But those first months… months and months… into that first year and beyond.  Where every trigger was new and every reaction was strong.  It was a drain, a constant barrage on my physical and emotional being.

If only there were a way to quiet the noise.  To put up a barrier while working through the darkest moments of new grief, to at least prevent the most insufferable jabs from the outside world.  Like the sound of a baby crying.

A New Permanence

I got my first tattoo five months after losing Iris.  Eight days before her due date.  I wanted to carry an acknowledgment of all of my children.  After perusing photos online of various tributes from parents, I found one and it was perfect: birth dates, done in a square formation and typewriter font, in the upper part of my back.  It was simple and I could show or hide it as I pleased.  I used a tattoo artist that a friend recommended, at a little hole-in-the-wall shop several suburbs away. Continue reading

Planning a Party


Photo by Katya Austin on Unsplash

After learning that I was pregnant with Nelle, I created a “secret board” on Pinterest called Baby Girl.  I added photos of nursery designs, parenting ninja moves I wanted to try “this time around,” baby gear I knew I would need – a wide assortment associated with the excitement of planning for a baby.  Included in my collection were ideas for a first birthday party. Continue reading

What I Had Tucked Away


For over 20 years, my family gathered every 4th of July for a croquet tournament.  The exact number of years is unknown, but I have photos going back to my grade school days.  My family lived tucked at the end of a coulee in southwestern Wisconsin, with my aunt and uncle living up the coulee, and another aunt, uncle, and cousins across the street.  My uncle’s side of the family were also nearby so on the 4th, rain or shine, we gathered to play croquet.  The winning team took home a “trophy” – an odd, metallic art sculpture.  And in addition to potluck, my uncle would roast an entire pig in an enormous pit. Continue reading

When Anxiety Strikes Again


Photo by Steve Halama on Unsplash

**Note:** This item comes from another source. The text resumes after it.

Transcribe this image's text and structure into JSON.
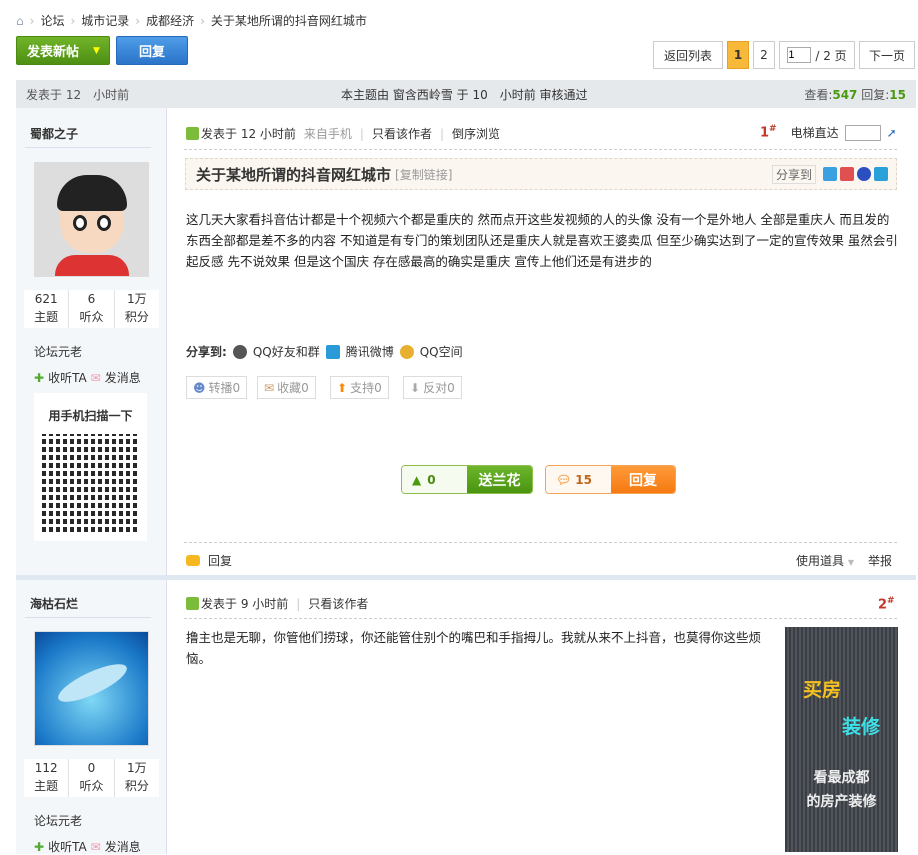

When I was in sixth grade, I suffered from hives that covered my entire body.  They lasted for six months, unforgiving red circles that itched.  I saw doctors, I missed school – no one could figure out what was going on.  Finally, the pediatrician said “Let’s run a culture for strep throat – sometimes it can present with hives.”  Culture was positive.  A course of antibiotics later and the hives were gone. Continue reading